## Description of the task
Copies of all lines that contain "point" are needed; take them from the data below.

## Data
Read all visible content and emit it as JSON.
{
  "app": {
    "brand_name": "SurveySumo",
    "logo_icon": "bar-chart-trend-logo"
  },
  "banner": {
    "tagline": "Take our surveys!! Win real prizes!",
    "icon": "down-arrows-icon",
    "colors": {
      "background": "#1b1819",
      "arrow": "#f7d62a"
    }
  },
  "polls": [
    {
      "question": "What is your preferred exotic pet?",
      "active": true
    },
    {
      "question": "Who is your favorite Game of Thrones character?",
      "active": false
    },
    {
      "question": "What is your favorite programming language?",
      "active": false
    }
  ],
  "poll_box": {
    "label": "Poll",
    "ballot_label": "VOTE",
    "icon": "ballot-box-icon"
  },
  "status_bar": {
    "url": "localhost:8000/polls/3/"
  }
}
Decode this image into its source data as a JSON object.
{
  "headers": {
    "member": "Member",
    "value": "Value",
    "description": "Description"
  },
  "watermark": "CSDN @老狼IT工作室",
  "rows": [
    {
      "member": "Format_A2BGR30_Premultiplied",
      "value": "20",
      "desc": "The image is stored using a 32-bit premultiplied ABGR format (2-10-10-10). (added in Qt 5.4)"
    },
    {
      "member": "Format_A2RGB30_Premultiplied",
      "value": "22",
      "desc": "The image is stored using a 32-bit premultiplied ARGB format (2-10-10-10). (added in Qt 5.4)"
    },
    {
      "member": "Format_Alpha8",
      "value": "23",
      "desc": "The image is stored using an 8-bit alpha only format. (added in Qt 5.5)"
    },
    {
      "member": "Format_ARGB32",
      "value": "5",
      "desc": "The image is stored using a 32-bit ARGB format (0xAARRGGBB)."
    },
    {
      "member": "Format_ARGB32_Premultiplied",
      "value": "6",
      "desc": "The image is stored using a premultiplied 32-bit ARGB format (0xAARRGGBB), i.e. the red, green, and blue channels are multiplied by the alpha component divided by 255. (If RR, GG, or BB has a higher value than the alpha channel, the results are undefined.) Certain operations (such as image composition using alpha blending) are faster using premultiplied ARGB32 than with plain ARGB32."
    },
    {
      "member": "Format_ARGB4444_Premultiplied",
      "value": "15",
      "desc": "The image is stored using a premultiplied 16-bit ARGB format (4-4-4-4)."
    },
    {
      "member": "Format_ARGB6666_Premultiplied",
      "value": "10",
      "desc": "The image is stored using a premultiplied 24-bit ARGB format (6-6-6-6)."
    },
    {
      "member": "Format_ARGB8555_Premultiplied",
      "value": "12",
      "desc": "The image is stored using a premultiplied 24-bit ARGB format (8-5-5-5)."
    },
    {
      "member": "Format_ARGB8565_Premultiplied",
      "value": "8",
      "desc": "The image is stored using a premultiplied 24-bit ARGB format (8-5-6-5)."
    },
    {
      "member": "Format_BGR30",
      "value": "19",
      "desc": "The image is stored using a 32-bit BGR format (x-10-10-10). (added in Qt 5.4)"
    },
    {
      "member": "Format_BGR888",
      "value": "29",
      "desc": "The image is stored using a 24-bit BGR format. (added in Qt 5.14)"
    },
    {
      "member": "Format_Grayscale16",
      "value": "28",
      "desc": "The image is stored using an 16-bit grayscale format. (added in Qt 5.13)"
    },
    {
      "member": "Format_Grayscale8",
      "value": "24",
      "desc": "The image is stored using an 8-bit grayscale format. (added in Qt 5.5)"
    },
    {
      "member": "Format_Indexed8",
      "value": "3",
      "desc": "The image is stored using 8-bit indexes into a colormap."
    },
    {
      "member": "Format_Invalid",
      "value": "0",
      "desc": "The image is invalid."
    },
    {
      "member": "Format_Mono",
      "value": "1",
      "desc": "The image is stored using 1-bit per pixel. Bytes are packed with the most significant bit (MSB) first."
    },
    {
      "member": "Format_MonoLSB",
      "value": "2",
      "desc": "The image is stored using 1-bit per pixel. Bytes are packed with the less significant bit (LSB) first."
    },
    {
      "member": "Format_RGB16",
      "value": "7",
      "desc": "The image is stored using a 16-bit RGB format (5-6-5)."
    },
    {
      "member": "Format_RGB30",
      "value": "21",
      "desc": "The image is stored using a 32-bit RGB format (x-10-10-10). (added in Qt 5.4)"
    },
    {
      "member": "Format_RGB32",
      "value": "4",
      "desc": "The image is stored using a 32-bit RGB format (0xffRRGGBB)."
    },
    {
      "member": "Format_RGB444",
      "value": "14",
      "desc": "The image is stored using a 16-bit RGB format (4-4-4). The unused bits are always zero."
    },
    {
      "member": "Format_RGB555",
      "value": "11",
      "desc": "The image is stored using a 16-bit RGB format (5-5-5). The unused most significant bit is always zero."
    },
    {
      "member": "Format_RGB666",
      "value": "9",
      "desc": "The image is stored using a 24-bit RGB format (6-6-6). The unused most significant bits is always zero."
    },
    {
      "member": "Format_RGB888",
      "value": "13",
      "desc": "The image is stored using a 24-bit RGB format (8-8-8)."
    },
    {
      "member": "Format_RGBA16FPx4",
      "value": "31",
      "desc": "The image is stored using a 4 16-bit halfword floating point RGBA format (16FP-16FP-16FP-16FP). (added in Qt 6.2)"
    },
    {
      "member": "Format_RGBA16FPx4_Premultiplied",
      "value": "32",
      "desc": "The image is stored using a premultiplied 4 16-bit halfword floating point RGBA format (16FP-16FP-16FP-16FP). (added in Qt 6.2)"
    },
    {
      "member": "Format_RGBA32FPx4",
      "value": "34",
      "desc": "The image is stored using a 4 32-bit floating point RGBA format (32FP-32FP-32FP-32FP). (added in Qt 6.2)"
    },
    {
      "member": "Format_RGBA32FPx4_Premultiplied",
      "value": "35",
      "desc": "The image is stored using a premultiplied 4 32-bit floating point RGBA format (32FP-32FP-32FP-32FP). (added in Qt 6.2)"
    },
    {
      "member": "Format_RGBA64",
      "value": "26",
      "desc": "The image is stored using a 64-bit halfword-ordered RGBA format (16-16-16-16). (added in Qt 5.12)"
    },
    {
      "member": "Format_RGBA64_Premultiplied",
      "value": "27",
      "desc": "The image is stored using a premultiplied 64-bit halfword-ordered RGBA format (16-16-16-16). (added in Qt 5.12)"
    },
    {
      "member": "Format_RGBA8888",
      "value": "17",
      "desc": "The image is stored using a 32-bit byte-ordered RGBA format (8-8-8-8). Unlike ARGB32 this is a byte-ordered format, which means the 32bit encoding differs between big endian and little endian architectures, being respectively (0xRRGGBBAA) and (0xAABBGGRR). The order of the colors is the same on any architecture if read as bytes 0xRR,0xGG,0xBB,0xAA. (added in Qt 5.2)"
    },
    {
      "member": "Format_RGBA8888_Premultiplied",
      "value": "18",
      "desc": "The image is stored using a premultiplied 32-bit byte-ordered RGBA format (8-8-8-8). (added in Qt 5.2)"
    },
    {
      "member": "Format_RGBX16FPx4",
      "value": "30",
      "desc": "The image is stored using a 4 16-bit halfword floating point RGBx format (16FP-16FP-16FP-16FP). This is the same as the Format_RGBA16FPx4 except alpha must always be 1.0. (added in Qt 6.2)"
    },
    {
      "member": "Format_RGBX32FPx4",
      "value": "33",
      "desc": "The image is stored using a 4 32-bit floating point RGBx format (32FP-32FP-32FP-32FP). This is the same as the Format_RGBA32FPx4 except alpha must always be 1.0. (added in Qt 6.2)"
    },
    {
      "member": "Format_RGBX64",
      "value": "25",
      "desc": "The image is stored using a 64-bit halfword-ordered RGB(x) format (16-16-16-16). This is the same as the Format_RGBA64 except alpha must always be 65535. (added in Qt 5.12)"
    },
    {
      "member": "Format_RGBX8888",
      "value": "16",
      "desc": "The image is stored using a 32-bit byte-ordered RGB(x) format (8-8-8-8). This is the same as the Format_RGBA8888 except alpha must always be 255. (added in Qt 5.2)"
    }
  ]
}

## Response below
      "desc": "The image is stored using a 4 16-bit halfword floating point RGBA format (16FP-16FP-16FP-16FP). (added in Qt 6.2)"
      "desc": "The image is stored using a premultiplied 4 16-bit halfword floating point RGBA format (16FP-16FP-16FP-16FP). (added in Qt 6.2)"
      "desc": "The image is stored using a 4 32-bit floating point RGBA format (32FP-32FP-32FP-32FP). (added in Qt 6.2)"
      "desc": "The image is stored using a premultiplied 4 32-bit floating point RGBA format (32FP-32FP-32FP-32FP). (added in Qt 6.2)"
      "desc": "The image is stored using a 4 16-bit halfword floating point RGBx format (16FP-16FP-16FP-16FP). This is the same as the Format_RGBA16FPx4 except alpha must always be 1.0. (added in Qt 6.2)"
      "desc": "The image is stored using a 4 32-bit floating point RGBx format (32FP-32FP-32FP-32FP). This is the same as the Format_RGBA32FPx4 except alpha must always be 1.0. (added in Qt 6.2)"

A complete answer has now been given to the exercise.